Douglas Isbell Headquarters, Washington,DC (Phone: 202/358-1753) Mary Hardin/Diane Ainsworth Jet Propulsion Laboratory

, Pasadena, CA (Phone: 818/354-5011) Tony Fitzpatrick Washington University, St. Louis, MO (Phone: 314/935-5230) RELEASE: 97-280

December 8,1997

NASA PAYLOAD TO MONITOR ATMOSPHERE DURING SOLO SPIRIT BALLOON FLIGHT AROUND THE WORLD A NASA science instrument package that may one day study the atmosphere of Mars or Venus will fly aboard adventurer/businessman Steve Fossett's Solo Spirit balloon in December, as he makes his second attempt to be the first person to fly solo around the world. The prototype instrumentation is being provided by NASA's Jet Propulsion Laboratory (JPL), Pasadena, CA. The 7.5-pound package will measure the balloon's latitude, longitude and elevation, and the surrounding atmospheric temperature, pressure, humidity and vertical wind velocity. The scientific data and knowledge gained from the flight will be used by Earth scientists under the sponsorship of NASA's Office of Mission to Planet Earth enterprise. Scientists at Washington University in St. Louis, MO, the mission control center for Fossett's attempt, invited JPL to fly the scientific payload. "NASA's Jet Propulsion Laboratory is actively developing a program to fly balloons in the atmospheres of other planets. We are very excited with this opportunity to test this payload in Earth's atmosphere, and are looking forward to data that could be applied to our future missions," said Dr. Jonathan M. Cameron, the payload team leader at JPL. The science payload will gather information from the troposphere, the lowest layer of Earth's atmosphere, during a

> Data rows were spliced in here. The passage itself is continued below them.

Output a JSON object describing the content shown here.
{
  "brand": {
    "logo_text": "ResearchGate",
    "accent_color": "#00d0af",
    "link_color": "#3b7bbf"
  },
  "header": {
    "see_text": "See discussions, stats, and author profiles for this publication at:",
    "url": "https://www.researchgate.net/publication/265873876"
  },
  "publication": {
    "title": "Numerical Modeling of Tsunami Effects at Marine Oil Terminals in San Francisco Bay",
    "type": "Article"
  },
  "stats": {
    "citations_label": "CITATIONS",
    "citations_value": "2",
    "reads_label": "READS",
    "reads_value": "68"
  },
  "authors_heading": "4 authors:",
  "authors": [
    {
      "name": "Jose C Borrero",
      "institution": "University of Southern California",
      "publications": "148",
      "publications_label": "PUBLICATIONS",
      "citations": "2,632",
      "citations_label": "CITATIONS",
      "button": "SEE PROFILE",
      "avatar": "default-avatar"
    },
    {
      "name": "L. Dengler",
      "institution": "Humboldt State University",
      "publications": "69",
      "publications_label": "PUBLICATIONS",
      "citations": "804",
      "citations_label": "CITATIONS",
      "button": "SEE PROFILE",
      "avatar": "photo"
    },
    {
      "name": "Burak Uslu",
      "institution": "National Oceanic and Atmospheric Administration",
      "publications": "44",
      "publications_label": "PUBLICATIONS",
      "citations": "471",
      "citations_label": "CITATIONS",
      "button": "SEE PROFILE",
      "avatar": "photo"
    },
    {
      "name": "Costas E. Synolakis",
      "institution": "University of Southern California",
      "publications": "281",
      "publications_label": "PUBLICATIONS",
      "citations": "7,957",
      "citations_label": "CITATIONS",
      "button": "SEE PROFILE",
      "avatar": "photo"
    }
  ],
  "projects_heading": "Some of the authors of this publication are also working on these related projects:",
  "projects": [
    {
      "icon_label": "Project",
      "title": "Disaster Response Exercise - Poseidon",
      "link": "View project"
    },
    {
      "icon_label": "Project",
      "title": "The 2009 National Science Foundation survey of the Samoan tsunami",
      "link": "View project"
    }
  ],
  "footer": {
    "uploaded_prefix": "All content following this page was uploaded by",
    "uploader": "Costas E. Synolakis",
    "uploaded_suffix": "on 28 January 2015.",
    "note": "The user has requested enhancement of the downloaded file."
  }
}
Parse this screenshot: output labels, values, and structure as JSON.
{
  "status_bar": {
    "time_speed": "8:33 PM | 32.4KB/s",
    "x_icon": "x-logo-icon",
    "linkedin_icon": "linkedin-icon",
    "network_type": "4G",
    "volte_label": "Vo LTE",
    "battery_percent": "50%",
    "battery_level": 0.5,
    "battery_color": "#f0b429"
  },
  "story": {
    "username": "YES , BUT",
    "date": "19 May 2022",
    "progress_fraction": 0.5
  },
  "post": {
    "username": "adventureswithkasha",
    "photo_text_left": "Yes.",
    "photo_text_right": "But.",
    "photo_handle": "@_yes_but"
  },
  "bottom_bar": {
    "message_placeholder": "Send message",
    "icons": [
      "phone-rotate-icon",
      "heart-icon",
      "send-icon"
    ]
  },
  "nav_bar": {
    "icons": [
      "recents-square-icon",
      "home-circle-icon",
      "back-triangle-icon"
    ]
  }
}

continuous, two-week period as the balloon flies through the mid-northern latitudes. Fossett's balloon is expected to fly at an average altitude of about 23,000 feet. JPL will receive raw data from the payload telemetry system through a commercial satellite. These data will be converted into scientific measurements and relayed to Washington University, where they will be posted on a Web site so the public can follow the flight. Eventually, a version of the NASA prototype may fly in the atmosphere of Mars or Venus, on a robotic balloon called an aerobot. Like Fossett's balloon, the aerobot would vary its altitude to steer through the atmosphere. "This experiment will simulate a planetary mission with an aerobot payload mounted on a balloon," said Dr. Raymond E. Arvidson, professor and chair of Earth and Planetary Sciences at Washington University, and the science coordinator for the payload. "In addition, the observations to be made during Solo Spirit's flight offer an outstanding opportunity to educate the public on the characteristics and dynamics of the lower atmosphere." A low fuel supply and other problems ended Fossett's earlier solo flight attempt on Jan. 20, 1997, although he set a new balloon distance record at 10,360 miles (16,700 kilometers.) Fossett will again launch from St. Louis's Busch Stadium when flying conditions are optimal. This winter's flight is expected to last 15 days. The launch window opens in midDecember and closes at the end of January 1998. "This circumnavigation of the Earth by Solar Spirit will provide valuable experience to JPL in carrying out planetary aerobot missions," said Dr. James A. Cutts, manager of JPL's special projects office. "We will soon have the technological capability to carry out aerobot missions to circumnavigate both Mars and Venus that will collect unique scientific observations to complement the information obtained by orbiting spacecraft and surface vehicles." After Fossett's flight, Washington University will publish all of the science data on NASA's Planetary Data

System Geosciences Node, housed at the university and available on the Internet. To follow Fossett's flight, visit: http://www.wustl.edu/solo/ To learn more about JPL's aerobot program, visit: http://robotics.jpl.nasa.gov/aerobot/ The scientific payload is managed by JPL, a division of the California Institute of Technology, for NASA's Office of Mission to Planet Earth, Washington, DC. This office directs a long-term science research program to study the Earth's land, air, oceans, ice and life as a total environmental system. -end-